| How to complete this task |
Copy out, from the entries below, each line that holds the string "fruit".

| Exercise materials |
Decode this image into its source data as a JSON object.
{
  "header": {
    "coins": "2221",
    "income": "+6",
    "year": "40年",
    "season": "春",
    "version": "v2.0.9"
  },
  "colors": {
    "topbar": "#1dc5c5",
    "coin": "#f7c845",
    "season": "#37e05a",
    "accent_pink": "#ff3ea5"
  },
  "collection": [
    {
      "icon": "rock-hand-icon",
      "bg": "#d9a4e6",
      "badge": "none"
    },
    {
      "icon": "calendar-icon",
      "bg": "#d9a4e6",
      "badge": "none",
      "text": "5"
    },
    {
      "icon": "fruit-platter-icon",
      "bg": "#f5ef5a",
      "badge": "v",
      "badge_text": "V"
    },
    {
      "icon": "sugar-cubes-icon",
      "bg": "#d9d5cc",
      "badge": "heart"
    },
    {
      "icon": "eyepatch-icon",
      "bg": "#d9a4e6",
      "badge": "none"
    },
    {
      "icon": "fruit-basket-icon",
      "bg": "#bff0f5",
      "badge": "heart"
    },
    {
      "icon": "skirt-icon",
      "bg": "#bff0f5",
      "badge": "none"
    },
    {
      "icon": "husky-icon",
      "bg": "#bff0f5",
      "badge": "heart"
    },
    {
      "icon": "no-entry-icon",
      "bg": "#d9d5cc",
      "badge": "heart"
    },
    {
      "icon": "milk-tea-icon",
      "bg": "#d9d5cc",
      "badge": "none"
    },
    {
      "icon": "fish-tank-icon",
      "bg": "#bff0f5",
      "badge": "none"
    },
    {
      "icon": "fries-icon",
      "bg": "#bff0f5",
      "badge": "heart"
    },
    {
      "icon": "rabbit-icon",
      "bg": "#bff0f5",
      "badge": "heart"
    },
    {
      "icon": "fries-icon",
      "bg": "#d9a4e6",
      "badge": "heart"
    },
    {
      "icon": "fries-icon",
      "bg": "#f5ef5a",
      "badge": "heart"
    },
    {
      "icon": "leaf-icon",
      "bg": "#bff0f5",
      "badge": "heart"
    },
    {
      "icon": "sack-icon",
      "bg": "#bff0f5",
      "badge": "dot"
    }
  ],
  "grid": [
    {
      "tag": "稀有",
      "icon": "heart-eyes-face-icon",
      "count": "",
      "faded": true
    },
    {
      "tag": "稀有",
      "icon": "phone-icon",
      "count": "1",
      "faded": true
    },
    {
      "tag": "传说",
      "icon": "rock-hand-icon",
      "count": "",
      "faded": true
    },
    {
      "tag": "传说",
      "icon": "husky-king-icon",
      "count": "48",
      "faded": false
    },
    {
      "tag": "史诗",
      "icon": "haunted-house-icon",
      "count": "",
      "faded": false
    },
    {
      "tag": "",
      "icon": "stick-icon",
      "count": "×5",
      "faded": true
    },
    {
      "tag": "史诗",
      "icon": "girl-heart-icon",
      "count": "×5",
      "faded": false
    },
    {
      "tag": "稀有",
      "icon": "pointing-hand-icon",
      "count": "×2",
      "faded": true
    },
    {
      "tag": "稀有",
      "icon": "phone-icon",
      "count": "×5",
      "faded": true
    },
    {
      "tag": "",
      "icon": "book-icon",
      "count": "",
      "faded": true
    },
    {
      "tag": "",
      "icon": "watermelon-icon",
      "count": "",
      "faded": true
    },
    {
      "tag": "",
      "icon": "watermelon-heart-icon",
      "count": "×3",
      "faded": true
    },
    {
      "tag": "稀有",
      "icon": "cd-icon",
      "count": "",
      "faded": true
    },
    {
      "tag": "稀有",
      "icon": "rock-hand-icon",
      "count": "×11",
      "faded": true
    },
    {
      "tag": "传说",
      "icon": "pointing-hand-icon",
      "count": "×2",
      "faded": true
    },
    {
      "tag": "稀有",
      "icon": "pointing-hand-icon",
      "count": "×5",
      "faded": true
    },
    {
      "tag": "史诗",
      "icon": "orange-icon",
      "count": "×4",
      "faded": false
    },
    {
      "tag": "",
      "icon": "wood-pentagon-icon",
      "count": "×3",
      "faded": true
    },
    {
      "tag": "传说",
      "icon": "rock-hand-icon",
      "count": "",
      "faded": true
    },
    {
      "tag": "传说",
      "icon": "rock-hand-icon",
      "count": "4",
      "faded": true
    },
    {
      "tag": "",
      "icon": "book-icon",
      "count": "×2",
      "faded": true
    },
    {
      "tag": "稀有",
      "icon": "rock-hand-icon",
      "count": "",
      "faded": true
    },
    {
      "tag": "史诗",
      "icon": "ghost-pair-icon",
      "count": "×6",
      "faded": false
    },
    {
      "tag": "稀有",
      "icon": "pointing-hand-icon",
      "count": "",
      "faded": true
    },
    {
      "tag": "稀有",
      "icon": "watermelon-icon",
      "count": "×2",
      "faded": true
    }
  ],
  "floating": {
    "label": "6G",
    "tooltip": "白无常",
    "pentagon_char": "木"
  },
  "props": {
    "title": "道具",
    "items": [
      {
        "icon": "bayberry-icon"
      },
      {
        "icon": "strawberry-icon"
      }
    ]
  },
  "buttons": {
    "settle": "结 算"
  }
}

| Written response |
      "icon": "fruit-platter-icon",
      "icon": "fruit-basket-icon",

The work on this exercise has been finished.